** Opening GIVEN DATA block **
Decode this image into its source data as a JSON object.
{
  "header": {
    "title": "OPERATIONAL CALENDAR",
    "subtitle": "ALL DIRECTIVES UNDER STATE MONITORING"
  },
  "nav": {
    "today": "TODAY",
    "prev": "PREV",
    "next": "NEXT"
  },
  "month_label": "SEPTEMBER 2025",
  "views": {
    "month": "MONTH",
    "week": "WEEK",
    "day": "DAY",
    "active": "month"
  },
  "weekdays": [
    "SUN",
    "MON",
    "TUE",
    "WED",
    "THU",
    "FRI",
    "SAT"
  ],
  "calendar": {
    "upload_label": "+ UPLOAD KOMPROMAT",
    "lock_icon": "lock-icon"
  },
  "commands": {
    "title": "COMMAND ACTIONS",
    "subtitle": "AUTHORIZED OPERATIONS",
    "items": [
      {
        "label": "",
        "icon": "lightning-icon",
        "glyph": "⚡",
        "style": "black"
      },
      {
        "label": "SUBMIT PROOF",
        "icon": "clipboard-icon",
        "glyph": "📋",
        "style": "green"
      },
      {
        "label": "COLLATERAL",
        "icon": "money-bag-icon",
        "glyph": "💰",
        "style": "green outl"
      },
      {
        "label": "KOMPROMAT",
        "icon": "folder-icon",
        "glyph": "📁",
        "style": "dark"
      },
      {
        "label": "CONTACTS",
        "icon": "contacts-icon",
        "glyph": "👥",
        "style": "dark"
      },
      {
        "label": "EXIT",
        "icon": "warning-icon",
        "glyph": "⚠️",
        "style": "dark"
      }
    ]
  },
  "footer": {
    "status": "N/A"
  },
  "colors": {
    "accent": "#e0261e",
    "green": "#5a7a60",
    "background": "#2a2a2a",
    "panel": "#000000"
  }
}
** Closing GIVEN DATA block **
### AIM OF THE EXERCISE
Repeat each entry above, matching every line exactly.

### SOLUTION TO THIS PROBLEM
Decode this image into its source data as a JSON object.
{
  "header": {
    "title": "OPERATIONAL CALENDAR",
    "subtitle": "ALL DIRECTIVES UNDER STATE MONITORING"
  },
  "nav": {
    "today": "TODAY",
    "prev": "PREV",
    "next": "NEXT"
  },
  "month_label": "SEPTEMBER 2025",
  "views": {
    "month": "MONTH",
    "week": "WEEK",
    "day": "DAY",
    "active": "month"
  },
  "weekdays": [
    "SUN",
    "MON",
    "TUE",
    "WED",
    "THU",
    "FRI",
    "SAT"
  ],
  "calendar": {
    "upload_label": "+ UPLOAD KOMPROMAT",
    "lock_icon": "lock-icon"
  },
  "commands": {
    "title": "COMMAND ACTIONS",
    "subtitle": "AUTHORIZED OPERATIONS",
    "items": [
      {
        "label": "",
        "icon": "lightning-icon",
        "glyph": "⚡",
        "style": "black"
      },
      {
        "label": "SUBMIT PROOF",
        "icon": "clipboard-icon",
        "glyph": "📋",
        "style": "green"
      },
      {
        "label": "COLLATERAL",
        "icon": "money-bag-icon",
        "glyph": "💰",
        "style": "green outl"
      },
      {
        "label": "KOMPROMAT",
        "icon": "folder-icon",
        "glyph": "📁",
        "style": "dark"
      },
      {
        "label": "CONTACTS",
        "icon": "contacts-icon",
        "glyph": "👥",
        "style": "dark"
      },
      {
        "label": "EXIT",
        "icon": "warning-icon",
        "glyph": "⚠️",
        "style": "dark"
      }
    ]
  },
  "footer": {
    "status": "N/A"
  },
  "colors": {
    "accent": "#e0261e",
    "green": "#5a7a60",
    "background": "#2a2a2a",
    "panel": "#000000"
  }
}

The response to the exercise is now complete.